WHAT IS BEING ASKED: The entire listing that follows must be repeated exactly, pictures excluded.

RECORDS TO USE:
▼

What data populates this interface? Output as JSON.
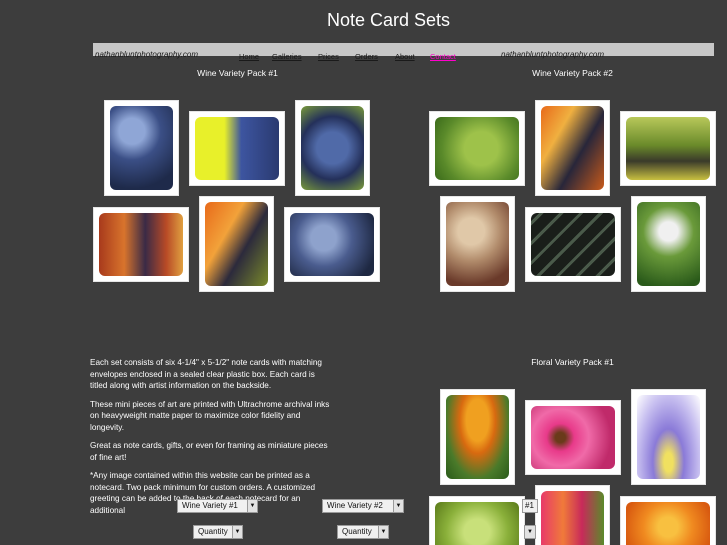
{
  "page": {
    "title": "Note Card Sets"
  },
  "header": {
    "site_left": "nathanbluntphotography.com",
    "site_right": "nathanbluntphotography.com",
    "nav": [
      {
        "label": "Home"
      },
      {
        "label": "Galleries"
      },
      {
        "label": "Prices"
      },
      {
        "label": "Orders"
      },
      {
        "label": "About"
      },
      {
        "label": "Contact"
      }
    ]
  },
  "packs": {
    "wine1": {
      "title": "Wine Variety Pack #1"
    },
    "wine2": {
      "title": "Wine Variety Pack #2"
    },
    "floral1": {
      "title": "Floral Variety Pack #1"
    }
  },
  "description": {
    "p1": "Each set consists of six 4-1/4\" x 5-1/2\" note cards with matching envelopes enclosed in a sealed clear plastic box. Each card is titled along with artist information on the backside.",
    "p2": "These mini pieces of art are printed with Ultrachrome archival inks on heavyweight matte paper to maximize color fidelity and longevity.",
    "p3": "Great as note cards, gifts, or even for framing as miniature pieces of fine art!",
    "p4": "*Any image contained within this website can be printed as a notecard. Two pack minimum for custom orders. A customized greeting can be added to the back of each notecard for an additional"
  },
  "selects": {
    "pack_a": "Wine Variety #1",
    "qty_a": "Quantity",
    "pack_b": "Wine Variety #2",
    "qty_b": "Quantity",
    "pack_c_fragment": "#1"
  },
  "colors": {
    "background": "#3d3d3d",
    "navbar": "#c7c7c7",
    "active_link": "#ff00cc"
  }
}
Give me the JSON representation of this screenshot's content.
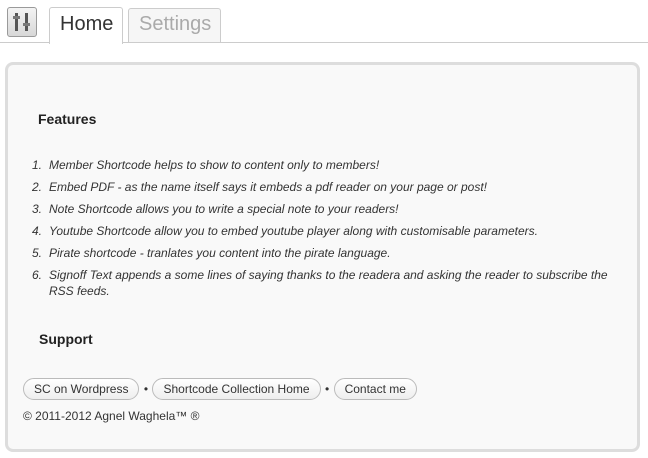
{
  "tabs": {
    "home": "Home",
    "settings": "Settings"
  },
  "features": {
    "heading": "Features",
    "items": [
      {
        "num": "1.",
        "text": "Member Shortcode helps to show to content only to members!"
      },
      {
        "num": "2.",
        "text": "Embed PDF - as the name itself says it embeds a pdf reader on your page or post!"
      },
      {
        "num": "3.",
        "text": "Note Shortcode allows you to write a special note to your readers!"
      },
      {
        "num": "4.",
        "text": "Youtube Shortcode allow you to embed youtube player along with customisable parameters."
      },
      {
        "num": "5.",
        "text": "Pirate shortcode - tranlates you content into the pirate language."
      },
      {
        "num": "6.",
        "text": "Signoff Text appends a some lines of saying thanks to the readera and asking the reader to subscribe the RSS feeds."
      }
    ]
  },
  "support": {
    "heading": "Support",
    "links": [
      "SC on Wordpress",
      "Shortcode Collection Home",
      "Contact me"
    ],
    "separator": "•",
    "copyright": "© 2011-2012 Agnel Waghela™ ®"
  },
  "colors": {
    "panel_background": "#f9f9f9",
    "panel_border": "#dddddd",
    "tab_border": "#cccccc",
    "inactive_tab_text": "#aaaaaa"
  },
  "icons": {
    "plugin": "sliders-icon"
  }
}
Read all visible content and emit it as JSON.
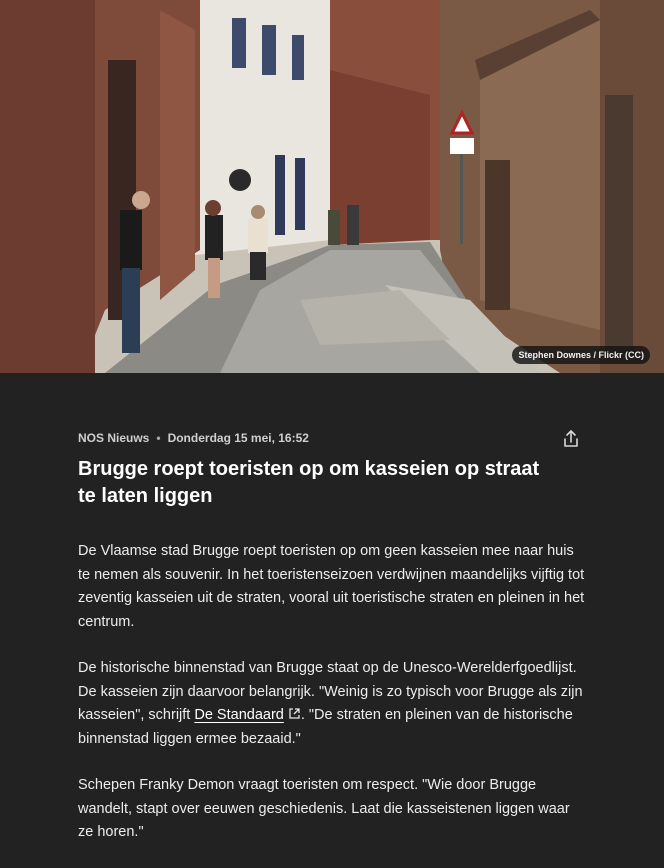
{
  "hero": {
    "credit": "Stephen Downes / Flickr (CC)"
  },
  "article": {
    "source": "NOS Nieuws",
    "separator": "•",
    "date": "Donderdag 15 mei, 16:52",
    "title": "Brugge roept toeristen op om kasseien op straat te laten liggen",
    "paragraphs": {
      "p1": "De Vlaamse stad Brugge roept toeristen op om geen kasseien mee naar huis te nemen als souvenir. In het toeristenseizoen verdwijnen maandelijks vijftig tot zeventig kasseien uit de straten, vooral uit toeristische straten en pleinen in het centrum.",
      "p2_before": "De historische binnenstad van Brugge staat op de Unesco-Werelderfgoedlijst. De kasseien zijn daarvoor belangrijk. \"Weinig is zo typisch voor Brugge als zijn kasseien\", schrijft ",
      "p2_link": "De Standaard",
      "p2_after": ". \"De straten en pleinen van de historische binnenstad liggen ermee bezaaid.\"",
      "p3": "Schepen Franky Demon vraagt toeristen om respect. \"Wie door Brugge wandelt, stapt over eeuwen geschiedenis. Laat die kasseistenen liggen waar ze horen.\""
    }
  },
  "icons": {
    "share": "share-icon",
    "external": "external-link-icon"
  },
  "colors": {
    "background": "#222222",
    "text": "#ededed",
    "title": "#ffffff"
  }
}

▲

EXPECTED OUTPUT:
What data populates this interface? Output as JSON.
{
  "page": {
    "title": "Note Card Sets"
  },
  "header": {
    "site_left": "nathanbluntphotography.com",
    "site_right": "nathanbluntphotography.com",
    "nav": [
      {
        "label": "Home"
      },
      {
        "label": "Galleries"
      },
      {
        "label": "Prices"
      },
      {
        "label": "Orders"
      },
      {
        "label": "About"
      },
      {
        "label": "Contact"
      }
    ]
  },
  "packs": {
    "wine1": {
      "title": "Wine Variety Pack #1"
    },
    "wine2": {
      "title": "Wine Variety Pack #2"
    },
    "floral1": {
      "title": "Floral Variety Pack #1"
    }
  },
  "description": {
    "p1": "Each set consists of six 4-1/4\" x 5-1/2\" note cards with matching envelopes enclosed in a sealed clear plastic box. Each card is titled along with artist information on the backside.",
    "p2": "These mini pieces of art are printed with Ultrachrome archival inks on heavyweight matte paper to maximize color fidelity and longevity.",
    "p3": "Great as note cards, gifts, or even for framing as miniature pieces of fine art!",
    "p4": "*Any image contained within this website can be printed as a notecard. Two pack minimum for custom orders. A customized greeting can be added to the back of each notecard for an additional"
  },
  "selects": {
    "pack_a": "Wine Variety #1",
    "qty_a": "Quantity",
    "pack_b": "Wine Variety #2",
    "qty_b": "Quantity",
    "pack_c_fragment": "#1"
  },
  "colors": {
    "background": "#3d3d3d",
    "navbar": "#c7c7c7",
    "active_link": "#ff00cc"
  }
}
Give me the JSON representation of this screenshot's content.
{
  "tabs": {
    "home": "Home",
    "settings": "Settings"
  },
  "features": {
    "heading": "Features",
    "items": [
      {
        "num": "1.",
        "text": "Member Shortcode helps to show to content only to members!"
      },
      {
        "num": "2.",
        "text": "Embed PDF - as the name itself says it embeds a pdf reader on your page or post!"
      },
      {
        "num": "3.",
        "text": "Note Shortcode allows you to write a special note to your readers!"
      },
      {
        "num": "4.",
        "text": "Youtube Shortcode allow you to embed youtube player along with customisable parameters."
      },
      {
        "num": "5.",
        "text": "Pirate shortcode - tranlates you content into the pirate language."
      },
      {
        "num": "6.",
        "text": "Signoff Text appends a some lines of saying thanks to the readera and asking the reader to subscribe the RSS feeds."
      }
    ]
  },
  "support": {
    "heading": "Support",
    "links": [
      "SC on Wordpress",
      "Shortcode Collection Home",
      "Contact me"
    ],
    "separator": "•",
    "copyright": "© 2011-2012 Agnel Waghela™ ®"
  },
  "colors": {
    "panel_background": "#f9f9f9",
    "panel_border": "#dddddd",
    "tab_border": "#cccccc",
    "inactive_tab_text": "#aaaaaa"
  },
  "icons": {
    "plugin": "sliders-icon"
  }
}
Read all visible content and emit it as JSON.
{
  "hero": {
    "credit": "Stephen Downes / Flickr (CC)"
  },
  "article": {
    "source": "NOS Nieuws",
    "separator": "•",
    "date": "Donderdag 15 mei, 16:52",
    "title": "Brugge roept toeristen op om kasseien op straat te laten liggen",
    "paragraphs": {
      "p1": "De Vlaamse stad Brugge roept toeristen op om geen kasseien mee naar huis te nemen als souvenir. In het toeristenseizoen verdwijnen maandelijks vijftig tot zeventig kasseien uit de straten, vooral uit toeristische straten en pleinen in het centrum.",
      "p2_before": "De historische binnenstad van Brugge staat op de Unesco-Werelderfgoedlijst. De kasseien zijn daarvoor belangrijk. \"Weinig is zo typisch voor Brugge als zijn kasseien\", schrijft ",
      "p2_link": "De Standaard",
      "p2_after": ". \"De straten en pleinen van de historische binnenstad liggen ermee bezaaid.\"",
      "p3": "Schepen Franky Demon vraagt toeristen om respect. \"Wie door Brugge wandelt, stapt over eeuwen geschiedenis. Laat die kasseistenen liggen waar ze horen.\""
    }
  },
  "icons": {
    "share": "share-icon",
    "external": "external-link-icon"
  },
  "colors": {
    "background": "#222222",
    "text": "#ededed",
    "title": "#ffffff"
  }
}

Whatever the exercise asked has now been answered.